A breakdown of some of the different forms government has taken in the world
What are the different styles in government?
The revolutionary protests across the Arab world in defiance of authoritarian dictatorships and repressive governments ushered in a period of anarchy which has yet to be placated. Yet this turbulence also opened the prospect for new types of governance in the region. Egypt has emerged from the turmoil with the potential for a new governmental style (Al-Jazeera, 2016). Commentators doubt that Egypt’s government may be an improvement on its last (Business Insider, 2016); nevertheless, the revolution and counter-revolutions that have occurred since 2011 have demonstrated that another type of politics is possible in the region.
Across the world, widely varying styles of government are used, from the constitutional monarchy in Thailand, which changed from an absolute monarchy in 1932 (Handley, 2006:35), to the democracy of the United Kingdom, where power is vested in Parliament and the political ideal is the “rule of law” and the separation of powers of the executive, the legislature and the judiciary (Shapiro, 1995: 51). The United Kingdom typifies a style of democracy which has developed without the need for revolution, as defined by the political philosopher Karl Popper as a result of the possibility for the people to choose and control their political leaders (Jarvie, 2006: 219).
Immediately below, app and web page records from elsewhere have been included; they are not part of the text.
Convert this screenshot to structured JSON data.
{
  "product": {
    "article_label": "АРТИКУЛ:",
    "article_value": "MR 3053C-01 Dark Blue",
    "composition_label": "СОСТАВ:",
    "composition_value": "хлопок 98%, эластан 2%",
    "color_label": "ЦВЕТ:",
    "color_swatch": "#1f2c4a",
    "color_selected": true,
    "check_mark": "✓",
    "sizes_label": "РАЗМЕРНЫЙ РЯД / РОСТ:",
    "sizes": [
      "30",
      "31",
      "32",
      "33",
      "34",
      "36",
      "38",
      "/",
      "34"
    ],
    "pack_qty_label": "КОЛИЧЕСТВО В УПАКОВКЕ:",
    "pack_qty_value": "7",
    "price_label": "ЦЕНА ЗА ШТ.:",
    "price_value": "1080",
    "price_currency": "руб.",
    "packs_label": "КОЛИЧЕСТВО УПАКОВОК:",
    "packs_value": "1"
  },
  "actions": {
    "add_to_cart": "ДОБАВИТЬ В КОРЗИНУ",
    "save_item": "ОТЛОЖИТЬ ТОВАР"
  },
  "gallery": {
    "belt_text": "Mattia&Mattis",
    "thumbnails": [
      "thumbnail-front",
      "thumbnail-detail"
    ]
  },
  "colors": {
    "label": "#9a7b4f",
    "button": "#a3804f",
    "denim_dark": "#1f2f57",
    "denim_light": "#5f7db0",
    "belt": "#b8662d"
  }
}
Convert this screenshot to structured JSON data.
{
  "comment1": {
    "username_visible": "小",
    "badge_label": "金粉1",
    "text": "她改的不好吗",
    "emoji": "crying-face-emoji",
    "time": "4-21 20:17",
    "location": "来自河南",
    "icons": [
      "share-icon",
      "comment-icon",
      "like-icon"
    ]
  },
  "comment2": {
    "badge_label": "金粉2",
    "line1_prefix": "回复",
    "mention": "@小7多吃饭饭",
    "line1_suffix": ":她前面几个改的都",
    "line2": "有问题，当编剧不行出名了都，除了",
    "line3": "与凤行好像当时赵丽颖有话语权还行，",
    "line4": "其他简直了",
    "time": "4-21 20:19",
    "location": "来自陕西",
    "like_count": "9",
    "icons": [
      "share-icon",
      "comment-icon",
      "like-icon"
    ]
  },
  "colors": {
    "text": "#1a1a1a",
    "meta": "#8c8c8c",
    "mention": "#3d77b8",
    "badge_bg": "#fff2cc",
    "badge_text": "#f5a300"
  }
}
Whilst liberal democracy is the primary form of government across Europe, the United States, and parts of South East Asia (Gunlicks, 2011: 257), other countries remain subject to other styles. Venezuela was previously a democracy, yet the election of Hugo Chavez as President formed the basis for the installation of a corrupt dictatorship that bankrupted the country (Coronel, 2008). There are numerous other forms such as Communism and Islamic Republicanism, as with Iran (Axworthy, 2013: 7). Ultimately, governments are subject to social, economic, and geopolitical factors, which are often impetus for change.
Al-Jazeera (2016) “Egypt’s Fattah el-Sisi celebrates toppling of Morsi”
Axworthy, M. (2013) Revolutionary Iran: A History of the Islamic Republic (Penguin)
Business Insider (2016) “In Egypt, Sisi’s star fades as problems pile up”
Coronel, G. (008) The Corruption of Democracy in Venezuela (CATO Institute)
Gunlicks, A. B. (2011) Comparing Liberal Democracies: The United States, United Kingdom, France, Germany, and the European Union (iUniverse)
Handley, P. M. (2006). The King Never Smiles: A Biography of Thailand’s Bhumibol Adulyadej. (New Haven and London: Yale University Press)
Jarvie, I. C.; Milford, K. (2006). Karl Popper: Life and time, and values in a world of facts Volume 1 of Karl Popper: A Centenary Assessment (Karl Milford. Ashgate Publishing, Ltd)
Shapiro, I (1995) The rule of Law American Society for Political and Legal Philosophy, New York University